* _What you have to do_: Return all of the following entries as written, but without the images.

Data shown Block Start

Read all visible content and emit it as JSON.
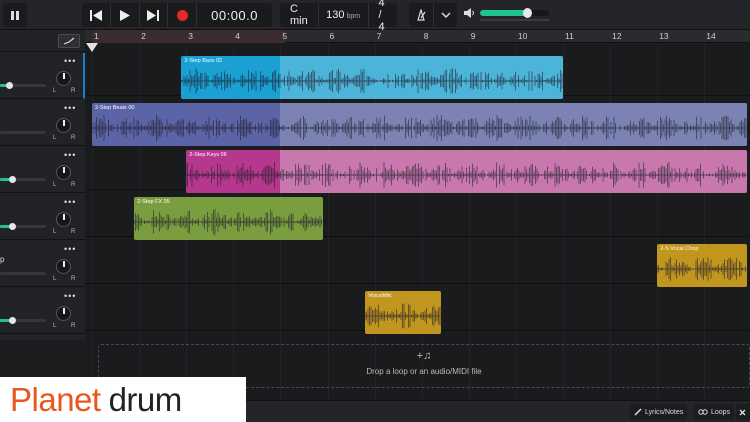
{
  "transport": {
    "time": "00:00.0",
    "key": "C min",
    "tempo": "130",
    "tempo_unit": "bpm",
    "meter": "4 / 4",
    "volume_percent": 70
  },
  "ruler": {
    "bars": [
      "1",
      "2",
      "3",
      "4",
      "5",
      "6",
      "7",
      "8",
      "9",
      "10",
      "11",
      "12",
      "13",
      "14"
    ]
  },
  "tracks": [
    {
      "name": "",
      "fader_percent": 20
    },
    {
      "name": "",
      "fader_percent": 0
    },
    {
      "name": "",
      "fader_percent": 25
    },
    {
      "name": "",
      "fader_percent": 25
    },
    {
      "name": "p",
      "fader_percent": 0
    },
    {
      "name": "",
      "fader_percent": 25
    }
  ],
  "knob_labels": {
    "left": "L",
    "right": "R"
  },
  "clips": [
    {
      "label": "2-Step Bass 02",
      "color": "#1aa0d3",
      "loop_color": "#4cb3d9"
    },
    {
      "label": "2-Step Beats 00",
      "color": "#5b64a6",
      "loop_color": "#7a83b4"
    },
    {
      "label": "2-Step Keys 06",
      "color": "#b5388e",
      "loop_color": "#c978ad"
    },
    {
      "label": "2-Step FX 05",
      "color": "#7a9d3f",
      "loop_color": "#7a9d3f"
    },
    {
      "label": "2-S Vocal Chop",
      "color": "#c0961f",
      "loop_color": "#c0961f"
    },
    {
      "label": "Voice/Mic",
      "color": "#c0961f",
      "loop_color": "#c0961f"
    }
  ],
  "drop_zone": {
    "icon": "+♫",
    "text": "Drop a loop or an audio/MIDI file"
  },
  "bottom": {
    "lyrics_label": "Lyrics/Notes",
    "loops_label": "Loops"
  },
  "logo": {
    "part1": "Planet",
    "part2": "drum"
  }
}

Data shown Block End

* _Output_:
Read all visible content and emit it as JSON.
{
  "transport": {
    "time": "00:00.0",
    "key": "C min",
    "tempo": "130",
    "tempo_unit": "bpm",
    "meter": "4 / 4",
    "volume_percent": 70
  },
  "ruler": {
    "bars": [
      "1",
      "2",
      "3",
      "4",
      "5",
      "6",
      "7",
      "8",
      "9",
      "10",
      "11",
      "12",
      "13",
      "14"
    ]
  },
  "tracks": [
    {
      "name": "",
      "fader_percent": 20
    },
    {
      "name": "",
      "fader_percent": 0
    },
    {
      "name": "",
      "fader_percent": 25
    },
    {
      "name": "",
      "fader_percent": 25
    },
    {
      "name": "p",
      "fader_percent": 0
    },
    {
      "name": "",
      "fader_percent": 25
    }
  ],
  "knob_labels": {
    "left": "L",
    "right": "R"
  },
  "clips": [
    {
      "label": "2-Step Bass 02",
      "color": "#1aa0d3",
      "loop_color": "#4cb3d9"
    },
    {
      "label": "2-Step Beats 00",
      "color": "#5b64a6",
      "loop_color": "#7a83b4"
    },
    {
      "label": "2-Step Keys 06",
      "color": "#b5388e",
      "loop_color": "#c978ad"
    },
    {
      "label": "2-Step FX 05",
      "color": "#7a9d3f",
      "loop_color": "#7a9d3f"
    },
    {
      "label": "2-S Vocal Chop",
      "color": "#c0961f",
      "loop_color": "#c0961f"
    },
    {
      "label": "Voice/Mic",
      "color": "#c0961f",
      "loop_color": "#c0961f"
    }
  ],
  "drop_zone": {
    "icon": "+♫",
    "text": "Drop a loop or an audio/MIDI file"
  },
  "bottom": {
    "lyrics_label": "Lyrics/Notes",
    "loops_label": "Loops"
  },
  "logo": {
    "part1": "Planet",
    "part2": "drum"
  }
}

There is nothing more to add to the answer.